Oliver Stone's "Snowden" is a technically stunning but politically one-sided biopic
Oliver Stone is known for his ‘bad guys on the run’ type of films. In Natural Born Killers we had Woody Harrelson and Juliette Lewis as two murderous lovers escaping not just the authorities, but themselves. Savages saw three semi-innocent characters caught up in a drug feud that turns vicious. Bud Fox finds himself running from his own family in cult economy drama Wall Street, and Billy Hayes (masterfully played by Brad Davis), is caught with pot in Istanbul in the ’78 classic Midnight Express.
In Snowden, Stone has revitalised this recurring theme of his by giving us his most humane film to date. Unlike the previous characters, Edward James Snowden is given the benefit of the doubt. Not only is he realised in a way that is touching, but in a way that adds a sort of ‘good guy doing bad to give to the poor’ Robin Hood type of thing. It becomes very clear with the way he is painted and ultimately the position the audience is placed in that Snowden is not the bad guy here, he just works for them.

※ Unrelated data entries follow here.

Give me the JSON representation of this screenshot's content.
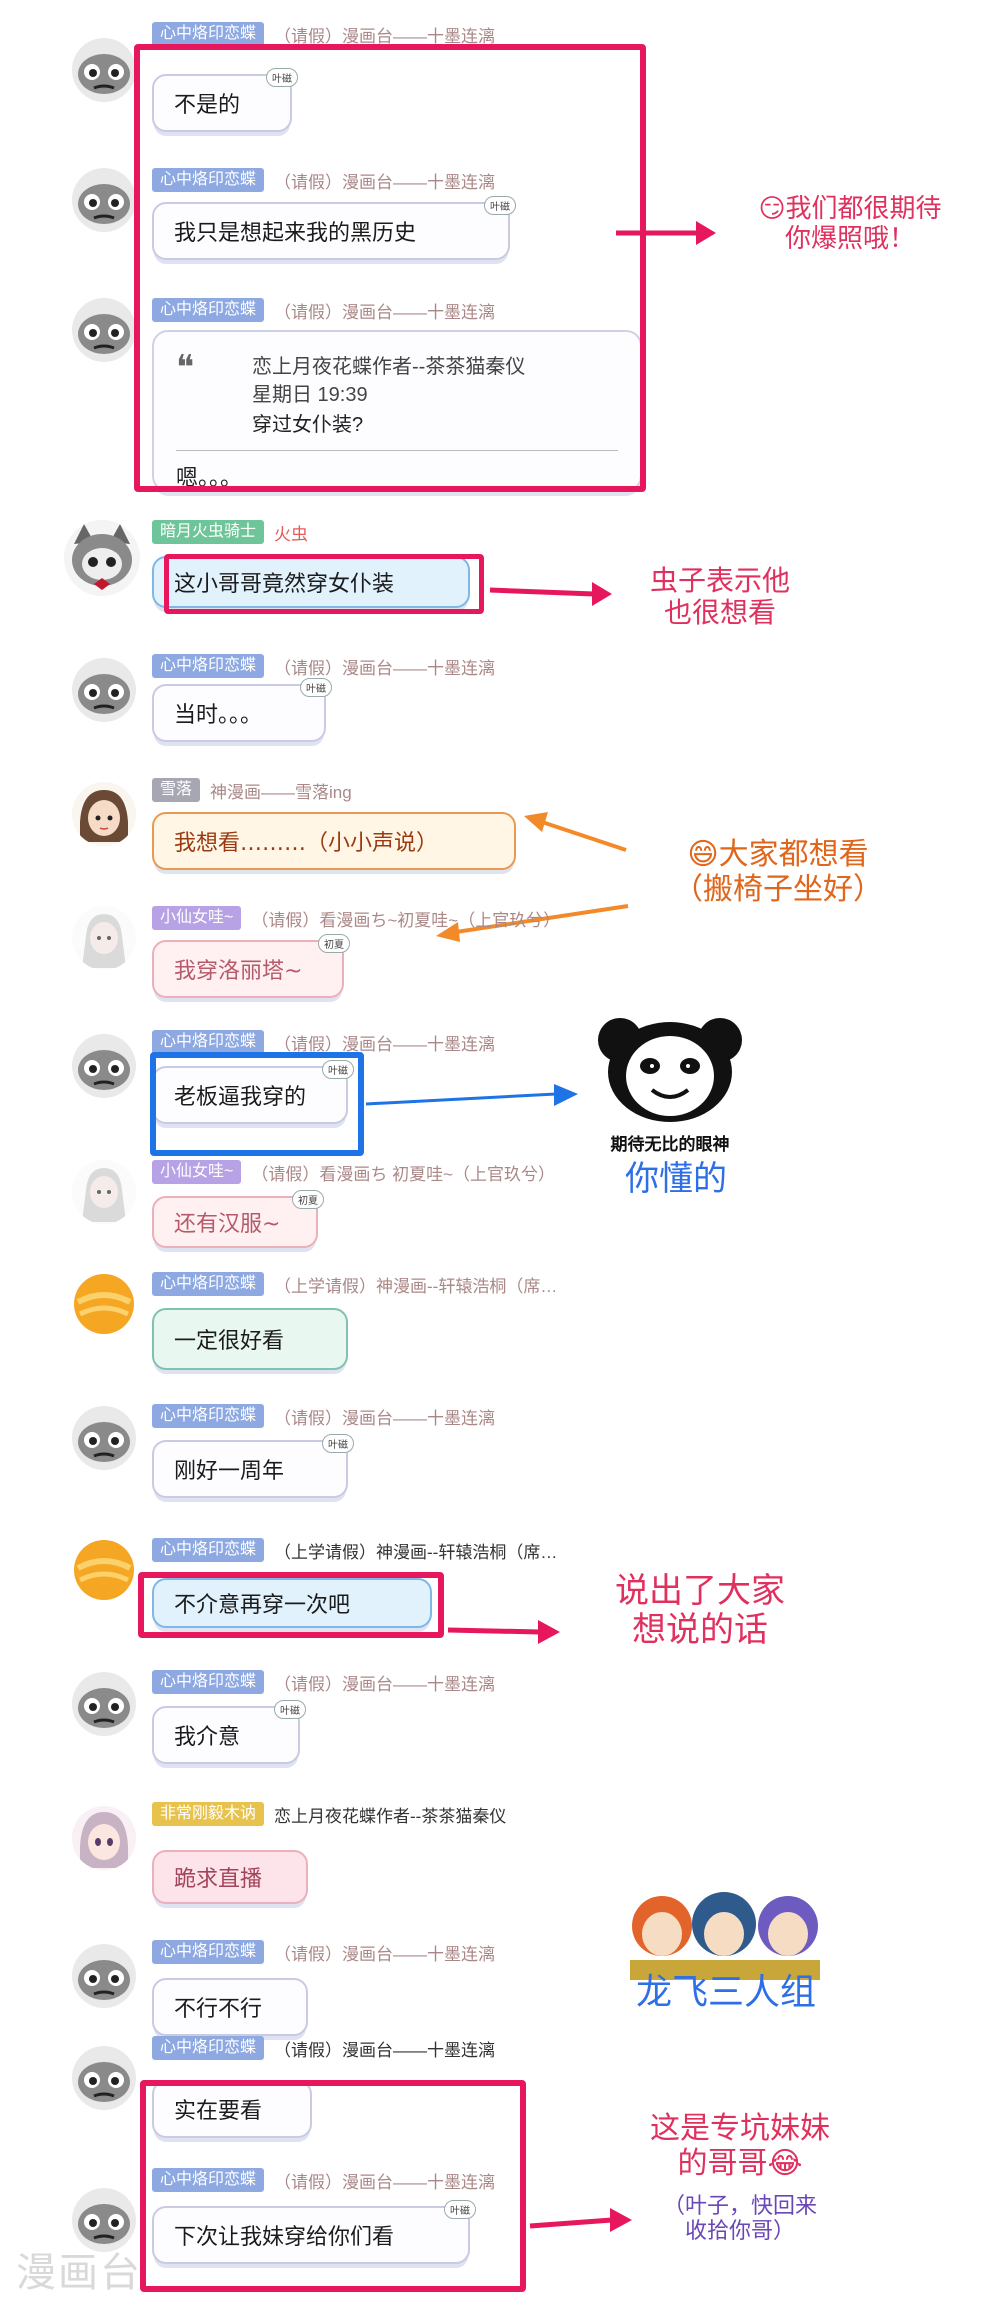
{
  "user_main": {
    "badge": "心中烙印恋蝶",
    "sub_a": "（请假）漫画台——十墨连漓",
    "sub_b": "（上学请假）神漫画--轩辕浩桐（席…"
  },
  "messages": [
    {
      "text": "不是的"
    },
    {
      "text": "我只是想起来我的黑历史"
    },
    {
      "quote": {
        "name": "恋上月夜花蝶作者--茶茶猫秦仪",
        "time": "星期日 19:39",
        "text": "穿过女仆装?"
      },
      "reply": "嗯。。。"
    },
    {
      "badge": "暗月火虫骑士",
      "sub": "火虫",
      "text": "这小哥哥竟然穿女仆装"
    },
    {
      "text": "当时。。。"
    },
    {
      "badge": "雪落",
      "sub": "神漫画——雪落ing",
      "text": "我想看………（小小声说）"
    },
    {
      "badge": "小仙女哇~",
      "sub": "（请假）看漫画ち~初夏哇~（上官玖兮）",
      "text": "我穿洛丽塔~"
    },
    {
      "text": "老板逼我穿的"
    },
    {
      "badge": "小仙女哇~",
      "sub": "（请假）看漫画ち 初夏哇~（上官玖兮）",
      "text": "还有汉服~"
    },
    {
      "text": "一定很好看"
    },
    {
      "text": "刚好一周年"
    },
    {
      "text": "不介意再穿一次吧"
    },
    {
      "text": "我介意"
    },
    {
      "badge": "非常刚毅木讷",
      "sub": "恋上月夜花蝶作者--茶茶猫秦仪",
      "text": "跪求直播"
    },
    {
      "text": "不行不行"
    },
    {
      "text": "实在要看"
    },
    {
      "text": "下次让我妹穿给你们看"
    }
  ],
  "bubble_badge": "叶磁",
  "bubble_badge_alt": "初夏",
  "annotations": {
    "a1": [
      "😏我们都很期待",
      "你爆照哦！"
    ],
    "a2": [
      "虫子表示他",
      "也很想看"
    ],
    "a3": [
      "😄大家都想看",
      "（搬椅子坐好）"
    ],
    "a4_caption": "期待无比的眼神",
    "a4": "你懂的",
    "a5": [
      "说出了大家",
      "想说的话"
    ],
    "a6": "龙飞三人组",
    "a7": [
      "这是专坑妹妹",
      "的哥哥😂"
    ],
    "a7_sub": [
      "（叶子，快回来",
      "收拾你哥）"
    ]
  },
  "watermark": "漫画台",
  "colors": {
    "highlight_red": "#e6175d",
    "highlight_blue": "#1e73e6",
    "note_red": "#e0305e",
    "note_orange": "#e0661b",
    "note_blue": "#2e6ee6"
  }
}
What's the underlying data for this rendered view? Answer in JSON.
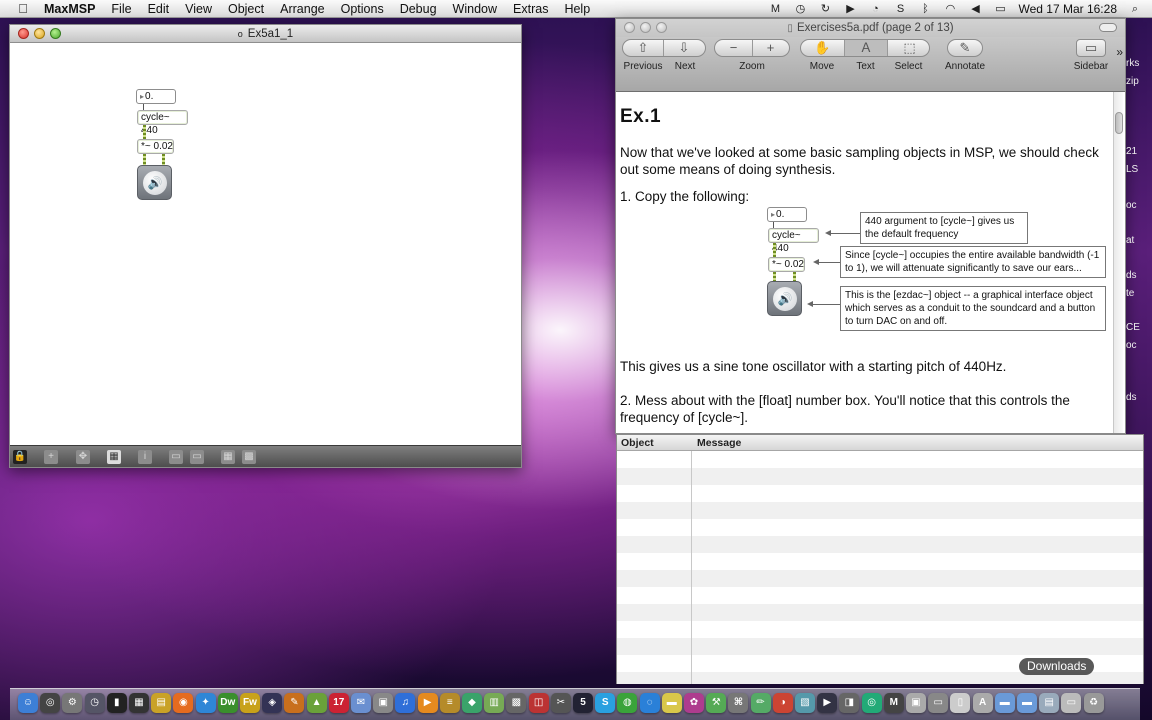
{
  "menubar": {
    "app_name": "MaxMSP",
    "items": [
      "File",
      "Edit",
      "View",
      "Object",
      "Arrange",
      "Options",
      "Debug",
      "Window",
      "Extras",
      "Help"
    ],
    "clock": "Wed 17 Mar  16:28",
    "status_icons": [
      "apple-icon",
      "m-icon",
      "time-machine-icon",
      "sync-icon",
      "play-icon",
      "clock-icon",
      "skype-icon",
      "bluetooth-icon",
      "wifi-icon",
      "volume-icon",
      "battery-icon",
      "spotlight-icon"
    ]
  },
  "patcher": {
    "title": "Ex5a1_1",
    "objects": {
      "number": "0.",
      "cycle": "cycle~ 440",
      "multiply": "*~ 0.02"
    }
  },
  "preview": {
    "title": "Exercises5a.pdf (page 2 of 13)",
    "toolbar": {
      "previous": "Previous",
      "next": "Next",
      "zoom": "Zoom",
      "move": "Move",
      "text": "Text",
      "select": "Select",
      "annotate": "Annotate",
      "sidebar": "Sidebar"
    },
    "doc": {
      "heading": "Ex.1",
      "intro": "Now that we've looked at some basic sampling objects in MSP, we should check out some means of doing synthesis.",
      "step1": "1. Copy the following:",
      "fig_number": "0.",
      "fig_cycle": "cycle~ 440",
      "fig_multiply": "*~ 0.02",
      "note1": "440 argument to [cycle~] gives us the default frequency",
      "note2": "Since [cycle~] occupies the entire available bandwidth (-1 to 1), we will attenuate significantly to save our ears...",
      "note3": "This is the [ezdac~] object -- a graphical interface object which serves as a conduit to the soundcard and a button to turn DAC on and off.",
      "para2": "This gives us a sine tone oscillator with a starting pitch of 440Hz.",
      "step2": "2. Mess about with the [float] number box. You'll notice that this controls the frequency of [cycle~]."
    }
  },
  "console": {
    "col_object": "Object",
    "col_message": "Message"
  },
  "edge_fragments": [
    "rks",
    "zip",
    "21",
    "LS",
    "oc",
    "at",
    "ds",
    "te",
    "CE",
    "oc",
    "ds"
  ],
  "downloads_tooltip": "Downloads",
  "dock": {
    "icons": [
      {
        "name": "finder-icon",
        "glyph": "☺",
        "color": "#3d7fd6"
      },
      {
        "name": "dashboard-icon",
        "glyph": "◎",
        "color": "#444"
      },
      {
        "name": "system-prefs-icon",
        "glyph": "⚙",
        "color": "#777"
      },
      {
        "name": "timemachine-icon",
        "glyph": "◷",
        "color": "#556"
      },
      {
        "name": "terminal-icon",
        "glyph": "▮",
        "color": "#222"
      },
      {
        "name": "piano-icon",
        "glyph": "▦",
        "color": "#333"
      },
      {
        "name": "notes-icon",
        "glyph": "▤",
        "color": "#c9a227"
      },
      {
        "name": "firefox-icon",
        "glyph": "◉",
        "color": "#e56b1f"
      },
      {
        "name": "safari-icon",
        "glyph": "✦",
        "color": "#2f86d6"
      },
      {
        "name": "dreamweaver-icon",
        "glyph": "Dw",
        "color": "#3a8f2d"
      },
      {
        "name": "fireworks-icon",
        "glyph": "Fw",
        "color": "#c8a21a"
      },
      {
        "name": "photoshop-icon",
        "glyph": "◈",
        "color": "#335"
      },
      {
        "name": "illustrator-icon",
        "glyph": "✎",
        "color": "#c86f1d"
      },
      {
        "name": "maps-icon",
        "glyph": "▲",
        "color": "#6aa13a"
      },
      {
        "name": "ical-icon",
        "glyph": "17",
        "color": "#c23"
      },
      {
        "name": "mail-icon",
        "glyph": "✉",
        "color": "#6a8fd0"
      },
      {
        "name": "preview-icon",
        "glyph": "▣",
        "color": "#888"
      },
      {
        "name": "itunes-icon",
        "glyph": "♫",
        "color": "#2f6fd8"
      },
      {
        "name": "vlc-icon",
        "glyph": "▶",
        "color": "#e58a1f"
      },
      {
        "name": "textedit-icon",
        "glyph": "≡",
        "color": "#b58b2a"
      },
      {
        "name": "sketch-icon",
        "glyph": "◆",
        "color": "#3aa36a"
      },
      {
        "name": "books-icon",
        "glyph": "▥",
        "color": "#7a5"
      },
      {
        "name": "mixer-icon",
        "glyph": "▩",
        "color": "#666"
      },
      {
        "name": "pdf-icon",
        "glyph": "◫",
        "color": "#b33"
      },
      {
        "name": "tool-icon",
        "glyph": "✂",
        "color": "#555"
      },
      {
        "name": "five-icon",
        "glyph": "5",
        "color": "#223"
      },
      {
        "name": "skype-icon",
        "glyph": "S",
        "color": "#2aa0e0"
      },
      {
        "name": "spotify-icon",
        "glyph": "◍",
        "color": "#3aa33a"
      },
      {
        "name": "ichat-icon",
        "glyph": "◌",
        "color": "#2a80d8"
      },
      {
        "name": "stickies-icon",
        "glyph": "▬",
        "color": "#d9c74a"
      },
      {
        "name": "flower-icon",
        "glyph": "✿",
        "color": "#ae3c8e"
      },
      {
        "name": "utility-icon",
        "glyph": "⚒",
        "color": "#5a5"
      },
      {
        "name": "network-icon",
        "glyph": "⌘",
        "color": "#777"
      },
      {
        "name": "pencil-icon",
        "glyph": "✏",
        "color": "#5a6"
      },
      {
        "name": "coda-icon",
        "glyph": "◑",
        "color": "#c43"
      },
      {
        "name": "chart-icon",
        "glyph": "▧",
        "color": "#59a"
      },
      {
        "name": "film-icon",
        "glyph": "▶",
        "color": "#334"
      },
      {
        "name": "clapper-icon",
        "glyph": "◨",
        "color": "#666"
      },
      {
        "name": "globe-icon",
        "glyph": "◎",
        "color": "#2a7"
      },
      {
        "name": "max-icon",
        "glyph": "M",
        "color": "#444"
      },
      {
        "name": "box-icon",
        "glyph": "▣",
        "color": "#aaa"
      },
      {
        "name": "drive-icon",
        "glyph": "▭",
        "color": "#888"
      },
      {
        "name": "doc-icon",
        "glyph": "▯",
        "color": "#ccc"
      },
      {
        "name": "font-icon",
        "glyph": "A",
        "color": "#aaa"
      },
      {
        "name": "folder-icon",
        "glyph": "▬",
        "color": "#6a9ad8"
      },
      {
        "name": "downloads-folder-icon",
        "glyph": "▬",
        "color": "#6a9ad8"
      },
      {
        "name": "stack-icon",
        "glyph": "▤",
        "color": "#9ab"
      },
      {
        "name": "window-icon",
        "glyph": "▭",
        "color": "#bbb"
      },
      {
        "name": "trash-icon",
        "glyph": "♻",
        "color": "#999"
      }
    ]
  }
}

Played by personal teen crush Joseph Gordon-Levitt, Edward Snowden is a computer genius/data analyst specialist. Nothing else, nothing more. He is portrayed as a morally correct man who just loves his country and wants to lead a simple life. Having been dubbed both a hero and a traitor since he leaked an estimated 2million international files, Stone has chosen the hero side of Snowden to be the one the masses are seeing. However, the academy award winning director has chosen a more subtle path compared to any extravagant bias a là Natural Born Killers.
By including humanising factors like his girlfriend, his real-life illness epilepsy and his close relationships with colleagues, we are steered into seeing a side of the man, who now lives in hiding in Moscow from extradition, as someone who just wanted to expose the bad and help the good. From the very beginning, we sympathise with Snowden. In an extremely cringe-worthy moment, he breaks his legs trying to serve in the army. This "good guy soldier" image is painted from the very beginning, showing a very patriotic and determined man. We then follow him on a progressive journey as he works his way up in the ranks of computers and eventually the government as he is eventually employed by companies such as the CIA and the NSA. It is then that we are introduced to the real bad guys.
The greatest achievement stone has had within this dazzling biopic is his balancing of the two extremes; the good and the bad. Sometimes a very thin line, something our protagonist is constantly faced with. The bad is not-so-subtle as it is passed onto the government officials. The usual scapegoat for all conspiracy theories, stone’s film adds logical reasoning behind whispers as he paints the people working for the American government as the very people who are deliberately spying on their own every-day citizens.
It is a very scary film. Not in the usual Eli Roth horror way, but more so in the fact that it is very real. By making Snowden out to be so innocent it only highlights the point that what the government is doing is really, really bad. Upon seeing the film, you are given Band-Aids, which is the tactical device that Snowden uses in the film in order to cover up any laptop or phone cameras he has. My vote for scariest sex scene in 2016 goes straight to Mr Stone, as an ‘oh no’ moment carefully plays out for the young couple of Snowden and his girlfriend, poignantly played by The Descendant’s Shailene Woodley.
Snowden is a remarkable film. Technically it is stunning. Long shots and wide angles highlight the beauty that can be the American countryside. What Stone lacks in sometimes a slow-moving plot, he makes up for in character development that makes you thank him for the 2 plus hours he gives in order for you to get a grip on some of the technical jargon that is produced when watching a film with a plot focused around computers. However, any audience member going into the film hoping to see Snowden exposed for the traitor they think he is, will be gravely disappointed. In this film, he is painted as the ultimate American hero: patriotic, brave, a loyal boyfriend and extremely dedicated to his job.
This is Stone’s biggest fault within this otherwise great film. He has completely forgone any kind of third dimension for Levitt’s character, making his audiences' minds up before the credits roll. Personally, I was fine with the bias. I enjoyed only having to focus on a one-sided character, as all my attention was focused on understanding the sometimes impossible “technology talk” that surrounds the clever dialogue. But for someone who is wanting more out of the portrayal of a controversial figure, I am sorry to disappoint you, but you’re going to have to look elsewhere.
This wonderfully directed film is an incredibly biased and one sided view at the rise and (some would argue) fall, of Edward Snowden’s career. However, for someone like me, a reluctant outsider of the world of technology, this kind of good guy getting back at the bad tale is exactly what my moral subconscious needs. So well done Mr Stone, you have painted Snowden as a complete and utter hero and to be honest, you have pulled it off splendidly. Kudos.